Page and application data records
*** Begin section ***

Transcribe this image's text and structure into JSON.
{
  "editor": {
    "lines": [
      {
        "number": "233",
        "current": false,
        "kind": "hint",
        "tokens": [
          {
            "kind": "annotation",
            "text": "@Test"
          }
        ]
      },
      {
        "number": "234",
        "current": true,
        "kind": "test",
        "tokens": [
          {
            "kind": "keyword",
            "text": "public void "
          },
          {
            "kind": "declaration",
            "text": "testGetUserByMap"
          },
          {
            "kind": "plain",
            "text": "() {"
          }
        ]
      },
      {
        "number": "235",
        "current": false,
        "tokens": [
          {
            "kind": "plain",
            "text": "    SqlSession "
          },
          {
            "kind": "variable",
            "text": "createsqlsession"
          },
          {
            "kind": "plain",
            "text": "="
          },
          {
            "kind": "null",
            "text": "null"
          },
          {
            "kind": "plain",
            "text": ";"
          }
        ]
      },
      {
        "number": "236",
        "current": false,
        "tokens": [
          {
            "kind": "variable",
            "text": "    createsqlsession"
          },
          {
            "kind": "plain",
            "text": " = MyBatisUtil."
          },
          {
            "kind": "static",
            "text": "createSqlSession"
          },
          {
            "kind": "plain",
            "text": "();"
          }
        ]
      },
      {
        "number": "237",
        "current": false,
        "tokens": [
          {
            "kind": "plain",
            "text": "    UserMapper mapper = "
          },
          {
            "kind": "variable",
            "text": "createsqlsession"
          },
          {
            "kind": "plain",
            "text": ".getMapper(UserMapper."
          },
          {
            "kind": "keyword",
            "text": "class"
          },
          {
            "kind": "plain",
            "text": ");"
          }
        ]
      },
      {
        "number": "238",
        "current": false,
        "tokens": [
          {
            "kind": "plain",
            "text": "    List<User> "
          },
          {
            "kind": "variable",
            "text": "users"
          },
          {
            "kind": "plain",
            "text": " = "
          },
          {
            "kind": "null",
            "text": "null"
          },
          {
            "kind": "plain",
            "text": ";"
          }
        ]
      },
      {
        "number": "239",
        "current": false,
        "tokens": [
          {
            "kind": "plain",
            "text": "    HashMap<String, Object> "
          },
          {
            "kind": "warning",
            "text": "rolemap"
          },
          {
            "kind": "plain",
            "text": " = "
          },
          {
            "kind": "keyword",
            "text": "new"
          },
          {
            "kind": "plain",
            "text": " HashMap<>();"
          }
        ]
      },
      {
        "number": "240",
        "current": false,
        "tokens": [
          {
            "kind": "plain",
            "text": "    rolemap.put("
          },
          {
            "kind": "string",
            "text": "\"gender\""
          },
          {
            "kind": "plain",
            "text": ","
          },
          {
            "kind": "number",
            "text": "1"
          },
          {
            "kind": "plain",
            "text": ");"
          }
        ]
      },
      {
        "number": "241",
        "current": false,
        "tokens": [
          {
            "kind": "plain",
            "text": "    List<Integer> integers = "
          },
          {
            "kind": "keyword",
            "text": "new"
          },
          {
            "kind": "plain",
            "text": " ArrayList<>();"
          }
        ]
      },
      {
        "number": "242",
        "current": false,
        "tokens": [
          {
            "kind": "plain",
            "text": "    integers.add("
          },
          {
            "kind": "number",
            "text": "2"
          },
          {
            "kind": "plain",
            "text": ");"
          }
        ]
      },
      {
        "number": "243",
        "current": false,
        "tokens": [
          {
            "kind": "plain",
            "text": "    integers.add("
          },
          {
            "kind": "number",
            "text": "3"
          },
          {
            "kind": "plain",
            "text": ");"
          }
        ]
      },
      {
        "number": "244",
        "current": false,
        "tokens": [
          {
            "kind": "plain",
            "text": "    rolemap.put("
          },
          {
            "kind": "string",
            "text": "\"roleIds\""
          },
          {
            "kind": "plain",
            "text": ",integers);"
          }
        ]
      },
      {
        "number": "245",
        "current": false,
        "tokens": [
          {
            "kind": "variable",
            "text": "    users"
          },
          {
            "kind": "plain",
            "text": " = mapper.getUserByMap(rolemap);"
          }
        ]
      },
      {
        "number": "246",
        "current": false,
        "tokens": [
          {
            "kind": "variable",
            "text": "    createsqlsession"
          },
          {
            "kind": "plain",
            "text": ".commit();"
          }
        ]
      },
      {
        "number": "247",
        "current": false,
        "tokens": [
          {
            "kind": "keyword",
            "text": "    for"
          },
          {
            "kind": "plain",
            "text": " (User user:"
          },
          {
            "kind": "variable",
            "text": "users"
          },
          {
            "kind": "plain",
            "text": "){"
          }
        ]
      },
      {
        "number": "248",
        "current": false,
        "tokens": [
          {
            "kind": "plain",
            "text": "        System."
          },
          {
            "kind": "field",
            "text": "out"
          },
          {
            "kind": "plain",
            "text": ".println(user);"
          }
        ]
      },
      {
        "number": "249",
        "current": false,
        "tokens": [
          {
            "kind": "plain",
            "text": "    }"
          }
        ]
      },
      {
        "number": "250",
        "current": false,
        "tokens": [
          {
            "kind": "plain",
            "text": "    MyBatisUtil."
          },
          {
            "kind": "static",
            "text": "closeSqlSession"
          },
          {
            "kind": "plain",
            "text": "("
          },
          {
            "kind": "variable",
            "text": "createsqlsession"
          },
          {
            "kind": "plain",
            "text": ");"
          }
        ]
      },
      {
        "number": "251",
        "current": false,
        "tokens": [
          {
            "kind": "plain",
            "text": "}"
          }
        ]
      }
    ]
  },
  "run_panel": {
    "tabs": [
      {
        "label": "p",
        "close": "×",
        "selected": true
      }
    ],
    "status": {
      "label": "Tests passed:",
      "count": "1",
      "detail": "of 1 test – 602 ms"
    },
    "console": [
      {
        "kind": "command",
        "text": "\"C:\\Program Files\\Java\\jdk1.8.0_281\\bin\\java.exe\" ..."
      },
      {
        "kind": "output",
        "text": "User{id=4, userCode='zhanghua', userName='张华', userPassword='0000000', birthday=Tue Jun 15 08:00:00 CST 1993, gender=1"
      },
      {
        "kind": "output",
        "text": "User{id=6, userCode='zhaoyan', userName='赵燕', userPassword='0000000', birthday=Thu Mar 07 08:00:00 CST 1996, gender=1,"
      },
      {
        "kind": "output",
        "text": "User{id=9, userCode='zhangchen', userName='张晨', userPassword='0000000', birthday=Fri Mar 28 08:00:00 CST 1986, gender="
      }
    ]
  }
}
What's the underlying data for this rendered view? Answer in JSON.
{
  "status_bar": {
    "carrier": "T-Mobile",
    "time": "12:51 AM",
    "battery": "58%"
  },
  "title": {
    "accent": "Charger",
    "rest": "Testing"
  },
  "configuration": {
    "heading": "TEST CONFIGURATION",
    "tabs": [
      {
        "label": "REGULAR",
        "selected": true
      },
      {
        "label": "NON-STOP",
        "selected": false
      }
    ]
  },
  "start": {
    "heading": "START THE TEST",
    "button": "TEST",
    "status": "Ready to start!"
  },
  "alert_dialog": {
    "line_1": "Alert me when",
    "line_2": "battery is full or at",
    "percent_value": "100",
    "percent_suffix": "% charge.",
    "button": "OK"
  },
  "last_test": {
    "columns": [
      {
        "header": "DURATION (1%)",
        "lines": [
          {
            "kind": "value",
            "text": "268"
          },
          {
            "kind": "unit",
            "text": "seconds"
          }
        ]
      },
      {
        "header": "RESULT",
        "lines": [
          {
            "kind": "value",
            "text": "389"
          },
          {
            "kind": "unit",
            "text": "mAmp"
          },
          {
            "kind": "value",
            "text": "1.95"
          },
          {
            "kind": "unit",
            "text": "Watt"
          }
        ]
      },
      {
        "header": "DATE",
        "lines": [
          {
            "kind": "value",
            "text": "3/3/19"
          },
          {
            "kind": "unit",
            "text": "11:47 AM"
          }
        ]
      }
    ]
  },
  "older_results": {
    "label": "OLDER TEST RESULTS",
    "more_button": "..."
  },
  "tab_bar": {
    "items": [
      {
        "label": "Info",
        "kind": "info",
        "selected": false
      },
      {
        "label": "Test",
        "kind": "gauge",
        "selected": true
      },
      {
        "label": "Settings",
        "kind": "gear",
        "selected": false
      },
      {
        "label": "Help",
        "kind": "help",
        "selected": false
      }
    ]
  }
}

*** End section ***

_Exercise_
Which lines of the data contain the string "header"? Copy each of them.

_Completed task_
        "header": "DURATION (1%)",
        "header": "RESULT",
        "header": "DATE",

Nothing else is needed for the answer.